**YOUR TASK**
Return every line from the records below that has the word "Graphic".

Excerpts from an interface dataset
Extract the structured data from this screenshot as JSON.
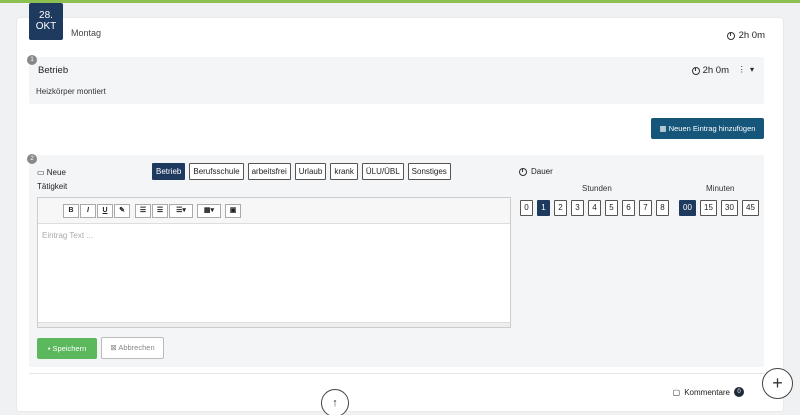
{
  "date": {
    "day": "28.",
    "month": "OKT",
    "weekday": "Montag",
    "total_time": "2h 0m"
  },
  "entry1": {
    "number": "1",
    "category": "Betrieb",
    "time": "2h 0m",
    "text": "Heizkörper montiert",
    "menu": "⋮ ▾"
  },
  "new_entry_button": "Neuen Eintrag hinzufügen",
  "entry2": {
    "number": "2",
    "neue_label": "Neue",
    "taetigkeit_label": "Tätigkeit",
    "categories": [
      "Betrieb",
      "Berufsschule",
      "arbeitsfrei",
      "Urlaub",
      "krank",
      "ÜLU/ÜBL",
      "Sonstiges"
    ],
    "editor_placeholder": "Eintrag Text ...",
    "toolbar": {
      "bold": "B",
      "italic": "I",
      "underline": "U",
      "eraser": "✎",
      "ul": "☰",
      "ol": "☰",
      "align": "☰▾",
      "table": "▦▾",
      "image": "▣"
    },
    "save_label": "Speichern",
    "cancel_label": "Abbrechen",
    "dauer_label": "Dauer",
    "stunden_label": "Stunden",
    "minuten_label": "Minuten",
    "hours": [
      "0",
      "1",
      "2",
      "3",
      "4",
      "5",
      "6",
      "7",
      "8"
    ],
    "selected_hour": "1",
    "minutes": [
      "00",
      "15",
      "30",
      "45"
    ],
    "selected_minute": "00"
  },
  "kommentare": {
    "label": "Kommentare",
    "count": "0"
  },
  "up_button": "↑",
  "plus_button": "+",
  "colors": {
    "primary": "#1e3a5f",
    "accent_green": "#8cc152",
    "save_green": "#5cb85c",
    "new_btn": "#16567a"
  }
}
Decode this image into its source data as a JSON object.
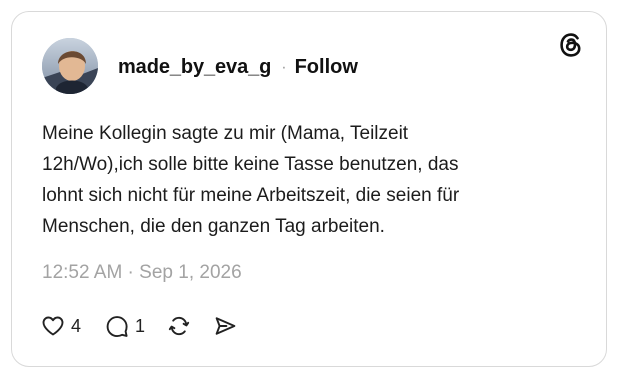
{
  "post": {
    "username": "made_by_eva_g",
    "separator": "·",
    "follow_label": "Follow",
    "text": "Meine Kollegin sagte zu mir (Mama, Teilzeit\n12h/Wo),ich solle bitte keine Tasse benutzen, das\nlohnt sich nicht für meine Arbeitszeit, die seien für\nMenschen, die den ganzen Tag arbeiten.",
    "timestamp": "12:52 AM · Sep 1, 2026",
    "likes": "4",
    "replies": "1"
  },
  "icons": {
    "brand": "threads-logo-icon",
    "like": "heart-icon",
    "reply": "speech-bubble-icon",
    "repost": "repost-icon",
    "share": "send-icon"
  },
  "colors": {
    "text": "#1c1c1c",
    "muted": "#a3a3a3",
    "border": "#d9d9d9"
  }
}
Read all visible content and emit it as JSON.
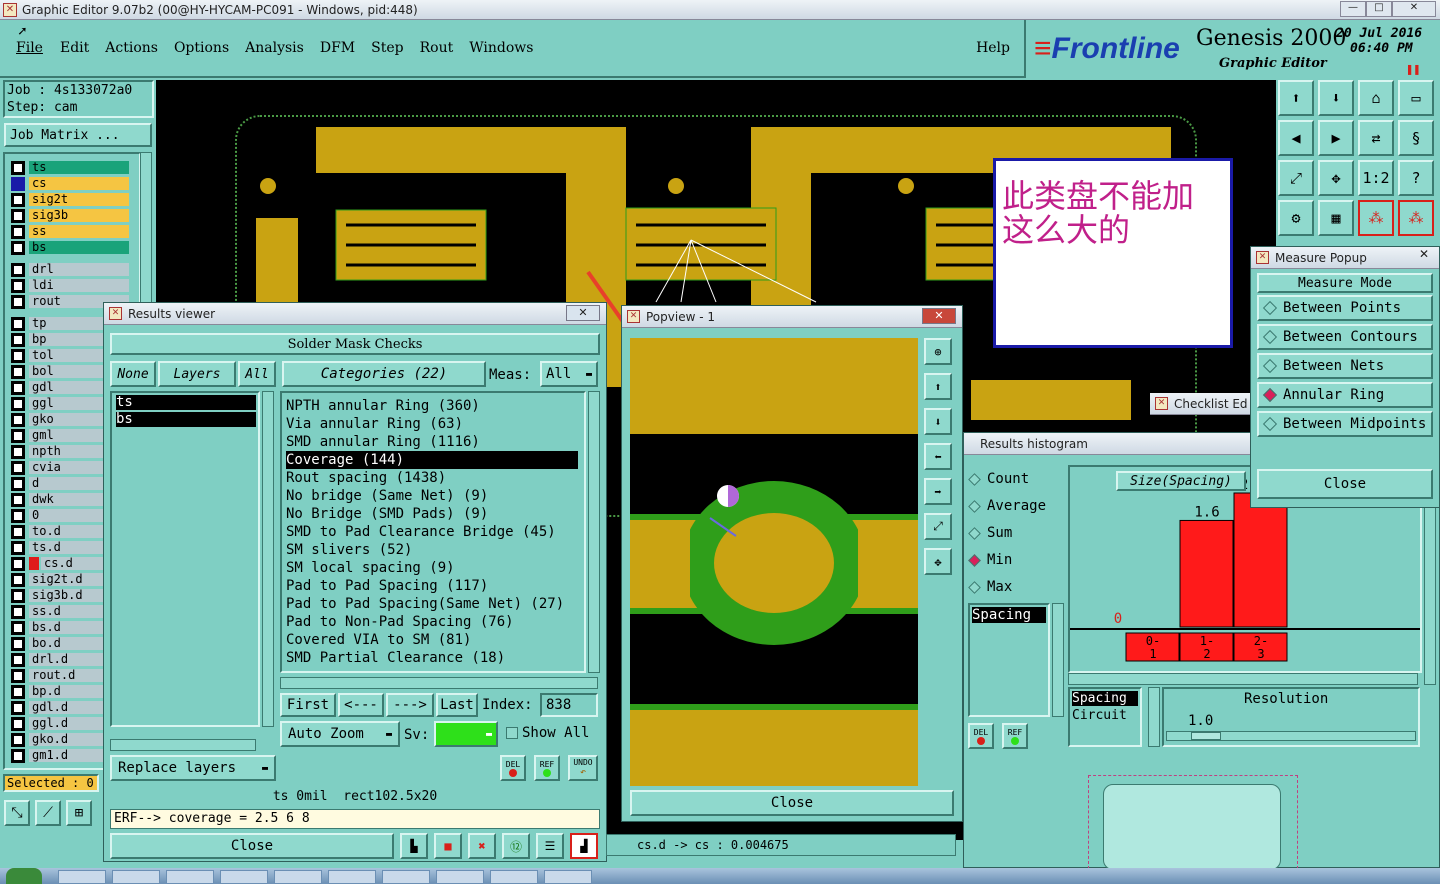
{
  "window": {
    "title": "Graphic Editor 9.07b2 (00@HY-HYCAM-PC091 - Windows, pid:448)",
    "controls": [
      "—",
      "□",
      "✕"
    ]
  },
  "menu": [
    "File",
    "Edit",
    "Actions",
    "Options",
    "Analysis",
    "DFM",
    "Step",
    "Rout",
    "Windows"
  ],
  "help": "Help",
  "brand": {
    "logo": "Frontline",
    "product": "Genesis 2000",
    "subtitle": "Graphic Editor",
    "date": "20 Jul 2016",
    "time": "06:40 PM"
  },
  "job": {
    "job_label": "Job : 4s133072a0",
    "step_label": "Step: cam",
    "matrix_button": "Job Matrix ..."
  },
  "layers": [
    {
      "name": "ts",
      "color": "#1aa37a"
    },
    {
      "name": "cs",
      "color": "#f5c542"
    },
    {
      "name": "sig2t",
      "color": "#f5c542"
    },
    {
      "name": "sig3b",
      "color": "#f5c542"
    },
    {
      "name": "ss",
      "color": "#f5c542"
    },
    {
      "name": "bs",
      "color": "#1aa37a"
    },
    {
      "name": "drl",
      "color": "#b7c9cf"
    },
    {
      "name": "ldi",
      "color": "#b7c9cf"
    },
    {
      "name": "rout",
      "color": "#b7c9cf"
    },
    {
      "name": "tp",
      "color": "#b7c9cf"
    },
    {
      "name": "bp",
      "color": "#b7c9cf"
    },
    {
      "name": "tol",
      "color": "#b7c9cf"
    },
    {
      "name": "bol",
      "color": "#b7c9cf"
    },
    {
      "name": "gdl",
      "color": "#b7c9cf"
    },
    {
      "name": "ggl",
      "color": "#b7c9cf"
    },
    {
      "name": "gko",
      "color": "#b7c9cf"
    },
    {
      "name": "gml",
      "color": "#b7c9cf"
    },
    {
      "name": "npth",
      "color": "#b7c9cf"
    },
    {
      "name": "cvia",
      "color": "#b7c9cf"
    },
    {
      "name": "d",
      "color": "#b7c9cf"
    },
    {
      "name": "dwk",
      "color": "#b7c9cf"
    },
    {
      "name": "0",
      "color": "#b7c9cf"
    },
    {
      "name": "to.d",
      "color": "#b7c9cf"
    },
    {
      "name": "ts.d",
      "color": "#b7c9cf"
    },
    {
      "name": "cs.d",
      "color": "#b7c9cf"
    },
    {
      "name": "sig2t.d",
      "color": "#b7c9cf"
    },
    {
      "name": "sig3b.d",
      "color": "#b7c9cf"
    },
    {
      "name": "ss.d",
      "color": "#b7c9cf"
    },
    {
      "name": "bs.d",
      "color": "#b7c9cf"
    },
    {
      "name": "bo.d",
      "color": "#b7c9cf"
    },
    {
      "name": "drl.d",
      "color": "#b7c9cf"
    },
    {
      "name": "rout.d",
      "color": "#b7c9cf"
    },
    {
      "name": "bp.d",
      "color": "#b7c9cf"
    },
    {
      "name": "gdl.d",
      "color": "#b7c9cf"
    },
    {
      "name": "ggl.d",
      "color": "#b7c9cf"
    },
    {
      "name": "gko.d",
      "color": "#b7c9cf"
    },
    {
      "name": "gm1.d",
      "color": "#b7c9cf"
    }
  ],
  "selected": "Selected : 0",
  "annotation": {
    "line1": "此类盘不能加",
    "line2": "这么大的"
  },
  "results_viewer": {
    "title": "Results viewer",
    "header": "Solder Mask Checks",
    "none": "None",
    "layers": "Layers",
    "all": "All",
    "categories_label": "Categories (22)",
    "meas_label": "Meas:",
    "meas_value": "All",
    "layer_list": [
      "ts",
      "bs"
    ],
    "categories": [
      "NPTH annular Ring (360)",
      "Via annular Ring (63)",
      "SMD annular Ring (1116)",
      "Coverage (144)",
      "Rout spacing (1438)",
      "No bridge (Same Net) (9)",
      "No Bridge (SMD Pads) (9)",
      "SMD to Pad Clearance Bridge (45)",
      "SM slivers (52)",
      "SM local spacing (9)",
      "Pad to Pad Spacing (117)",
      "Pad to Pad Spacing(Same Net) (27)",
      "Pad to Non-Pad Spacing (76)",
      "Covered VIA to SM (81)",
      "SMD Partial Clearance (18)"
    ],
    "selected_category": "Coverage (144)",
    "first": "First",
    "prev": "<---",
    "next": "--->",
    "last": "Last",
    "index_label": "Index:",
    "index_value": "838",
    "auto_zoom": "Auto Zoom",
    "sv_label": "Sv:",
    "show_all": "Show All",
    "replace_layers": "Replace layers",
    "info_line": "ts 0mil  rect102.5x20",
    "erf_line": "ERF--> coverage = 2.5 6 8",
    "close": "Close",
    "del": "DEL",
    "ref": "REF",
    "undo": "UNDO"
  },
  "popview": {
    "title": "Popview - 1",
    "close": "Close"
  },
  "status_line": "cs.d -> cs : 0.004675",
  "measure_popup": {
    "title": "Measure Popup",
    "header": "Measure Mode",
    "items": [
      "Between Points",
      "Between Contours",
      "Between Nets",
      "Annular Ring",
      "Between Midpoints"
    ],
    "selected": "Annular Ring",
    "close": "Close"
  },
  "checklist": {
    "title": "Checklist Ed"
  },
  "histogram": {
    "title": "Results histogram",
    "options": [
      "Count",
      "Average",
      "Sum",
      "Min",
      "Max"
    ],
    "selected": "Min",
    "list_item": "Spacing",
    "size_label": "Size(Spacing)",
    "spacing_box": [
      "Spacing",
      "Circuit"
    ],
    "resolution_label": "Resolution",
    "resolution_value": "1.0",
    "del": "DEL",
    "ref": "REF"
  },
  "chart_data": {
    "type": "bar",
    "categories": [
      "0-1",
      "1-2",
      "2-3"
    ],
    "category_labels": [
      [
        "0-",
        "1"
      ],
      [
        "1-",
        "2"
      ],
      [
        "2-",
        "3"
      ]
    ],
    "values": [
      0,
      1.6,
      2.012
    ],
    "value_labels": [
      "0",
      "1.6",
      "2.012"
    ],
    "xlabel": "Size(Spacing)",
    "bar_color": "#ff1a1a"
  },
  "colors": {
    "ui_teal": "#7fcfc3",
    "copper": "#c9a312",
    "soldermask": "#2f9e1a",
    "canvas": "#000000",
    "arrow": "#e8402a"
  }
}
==
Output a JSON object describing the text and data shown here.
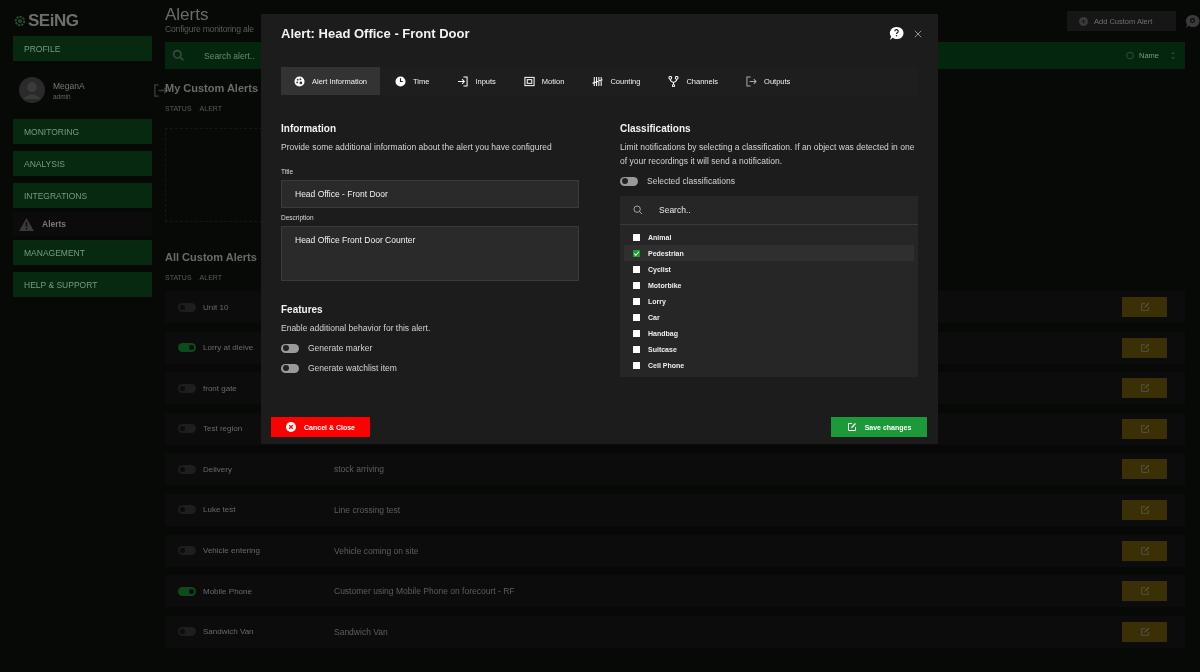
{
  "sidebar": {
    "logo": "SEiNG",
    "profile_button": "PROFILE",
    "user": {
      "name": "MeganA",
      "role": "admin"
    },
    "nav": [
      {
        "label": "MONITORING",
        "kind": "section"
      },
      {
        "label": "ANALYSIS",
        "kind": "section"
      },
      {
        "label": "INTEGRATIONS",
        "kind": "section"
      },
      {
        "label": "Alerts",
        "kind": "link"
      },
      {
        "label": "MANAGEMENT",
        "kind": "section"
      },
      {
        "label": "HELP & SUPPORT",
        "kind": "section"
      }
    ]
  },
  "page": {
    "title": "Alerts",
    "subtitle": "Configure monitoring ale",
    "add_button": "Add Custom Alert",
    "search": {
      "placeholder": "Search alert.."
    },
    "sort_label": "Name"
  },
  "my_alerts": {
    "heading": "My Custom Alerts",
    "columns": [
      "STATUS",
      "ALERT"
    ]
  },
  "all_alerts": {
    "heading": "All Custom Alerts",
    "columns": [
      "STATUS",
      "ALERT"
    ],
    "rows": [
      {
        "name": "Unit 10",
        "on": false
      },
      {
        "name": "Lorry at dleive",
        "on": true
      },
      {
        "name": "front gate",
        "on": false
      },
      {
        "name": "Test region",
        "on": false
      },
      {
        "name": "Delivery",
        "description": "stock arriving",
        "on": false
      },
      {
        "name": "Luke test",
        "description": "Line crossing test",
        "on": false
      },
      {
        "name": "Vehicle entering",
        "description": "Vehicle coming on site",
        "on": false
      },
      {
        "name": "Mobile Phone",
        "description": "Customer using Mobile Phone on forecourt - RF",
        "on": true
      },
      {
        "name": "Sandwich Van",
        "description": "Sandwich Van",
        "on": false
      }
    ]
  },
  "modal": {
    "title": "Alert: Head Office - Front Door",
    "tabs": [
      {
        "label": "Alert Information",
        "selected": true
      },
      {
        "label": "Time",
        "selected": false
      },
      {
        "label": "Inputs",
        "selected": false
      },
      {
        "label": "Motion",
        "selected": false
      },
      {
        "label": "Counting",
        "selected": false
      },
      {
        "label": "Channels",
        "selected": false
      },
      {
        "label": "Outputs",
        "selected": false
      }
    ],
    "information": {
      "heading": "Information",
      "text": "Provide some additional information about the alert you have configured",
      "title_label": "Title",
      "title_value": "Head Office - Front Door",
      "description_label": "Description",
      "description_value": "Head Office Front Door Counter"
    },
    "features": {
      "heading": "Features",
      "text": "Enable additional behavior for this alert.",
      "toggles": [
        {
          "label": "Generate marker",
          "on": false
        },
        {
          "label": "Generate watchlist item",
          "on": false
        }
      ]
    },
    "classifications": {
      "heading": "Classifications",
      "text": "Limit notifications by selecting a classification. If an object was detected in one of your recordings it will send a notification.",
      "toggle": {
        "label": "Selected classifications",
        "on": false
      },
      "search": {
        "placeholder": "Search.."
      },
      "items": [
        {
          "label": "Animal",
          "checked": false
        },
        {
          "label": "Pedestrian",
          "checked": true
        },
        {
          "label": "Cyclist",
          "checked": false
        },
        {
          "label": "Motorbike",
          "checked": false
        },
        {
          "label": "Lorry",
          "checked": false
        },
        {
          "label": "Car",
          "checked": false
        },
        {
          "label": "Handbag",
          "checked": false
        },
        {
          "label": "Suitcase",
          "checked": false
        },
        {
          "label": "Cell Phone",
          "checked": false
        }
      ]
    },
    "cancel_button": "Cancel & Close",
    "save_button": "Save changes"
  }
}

**SOLUTION TO THIS PROBLEM**
    "title": "Graphic Editor 9.07b2 (00@HY-HYCAM-PC091 - Windows, pid:448)",
    "subtitle": "Graphic Editor",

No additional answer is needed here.